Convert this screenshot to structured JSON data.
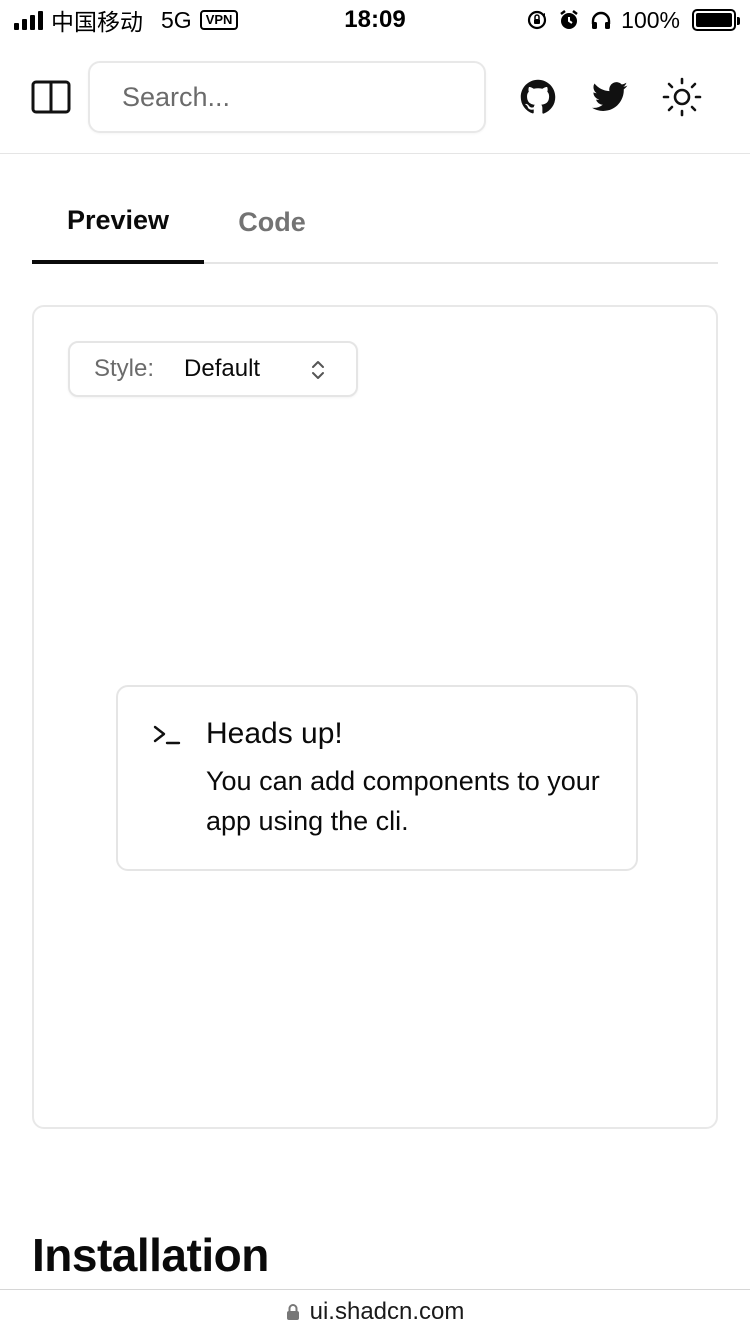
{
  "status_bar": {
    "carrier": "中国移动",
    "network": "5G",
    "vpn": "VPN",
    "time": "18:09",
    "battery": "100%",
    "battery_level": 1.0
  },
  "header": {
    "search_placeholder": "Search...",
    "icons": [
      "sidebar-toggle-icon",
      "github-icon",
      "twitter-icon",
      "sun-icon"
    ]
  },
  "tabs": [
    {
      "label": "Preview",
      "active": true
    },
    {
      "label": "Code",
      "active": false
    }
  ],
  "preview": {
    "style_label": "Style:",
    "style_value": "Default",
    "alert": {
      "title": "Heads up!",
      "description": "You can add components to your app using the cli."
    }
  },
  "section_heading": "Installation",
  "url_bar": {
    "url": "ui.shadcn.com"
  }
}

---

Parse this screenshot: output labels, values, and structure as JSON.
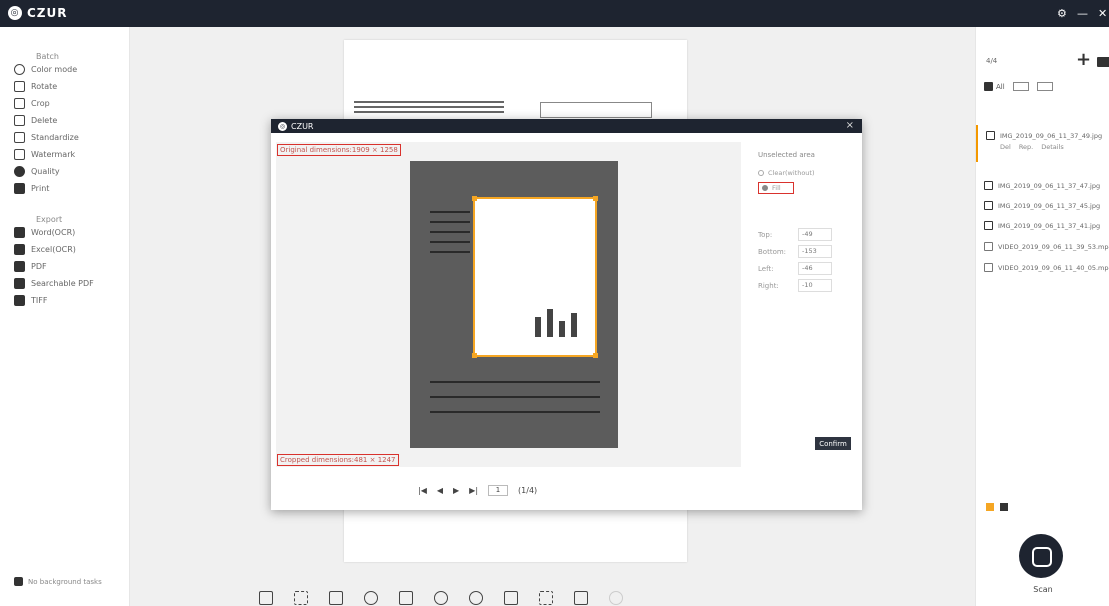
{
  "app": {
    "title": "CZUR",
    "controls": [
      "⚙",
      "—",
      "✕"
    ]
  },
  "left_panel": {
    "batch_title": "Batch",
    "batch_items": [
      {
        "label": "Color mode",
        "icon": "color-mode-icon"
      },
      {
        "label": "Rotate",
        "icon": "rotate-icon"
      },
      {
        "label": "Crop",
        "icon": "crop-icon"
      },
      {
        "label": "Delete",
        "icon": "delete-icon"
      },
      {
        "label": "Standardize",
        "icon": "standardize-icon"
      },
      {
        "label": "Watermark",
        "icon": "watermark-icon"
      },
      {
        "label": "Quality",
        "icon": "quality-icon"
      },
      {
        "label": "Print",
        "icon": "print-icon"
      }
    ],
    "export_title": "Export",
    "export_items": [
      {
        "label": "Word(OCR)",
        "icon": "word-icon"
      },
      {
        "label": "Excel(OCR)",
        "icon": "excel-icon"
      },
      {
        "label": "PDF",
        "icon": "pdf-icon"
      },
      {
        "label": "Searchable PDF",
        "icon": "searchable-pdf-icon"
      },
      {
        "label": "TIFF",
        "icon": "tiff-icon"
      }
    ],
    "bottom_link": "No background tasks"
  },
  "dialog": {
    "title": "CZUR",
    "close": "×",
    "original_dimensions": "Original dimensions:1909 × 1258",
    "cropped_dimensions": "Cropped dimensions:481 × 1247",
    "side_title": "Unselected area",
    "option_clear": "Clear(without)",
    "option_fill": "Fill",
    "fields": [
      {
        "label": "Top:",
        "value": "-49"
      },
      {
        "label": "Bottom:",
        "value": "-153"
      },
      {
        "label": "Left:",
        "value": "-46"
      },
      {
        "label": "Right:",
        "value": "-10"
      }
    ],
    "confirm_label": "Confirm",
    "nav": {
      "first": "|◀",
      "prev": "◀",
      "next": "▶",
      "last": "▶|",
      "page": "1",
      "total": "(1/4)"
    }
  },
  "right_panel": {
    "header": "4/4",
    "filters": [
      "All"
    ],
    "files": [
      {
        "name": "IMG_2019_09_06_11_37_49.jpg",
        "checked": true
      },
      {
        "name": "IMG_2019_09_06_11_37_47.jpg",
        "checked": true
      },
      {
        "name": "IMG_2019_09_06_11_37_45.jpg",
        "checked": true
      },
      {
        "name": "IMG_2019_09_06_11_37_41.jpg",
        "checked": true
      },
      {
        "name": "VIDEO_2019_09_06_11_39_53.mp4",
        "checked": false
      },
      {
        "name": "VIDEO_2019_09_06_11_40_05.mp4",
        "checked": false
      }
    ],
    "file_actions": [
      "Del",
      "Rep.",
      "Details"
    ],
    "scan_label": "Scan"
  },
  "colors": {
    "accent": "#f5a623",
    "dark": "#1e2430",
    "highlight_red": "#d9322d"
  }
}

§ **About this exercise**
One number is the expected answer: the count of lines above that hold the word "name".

§ **Output**
6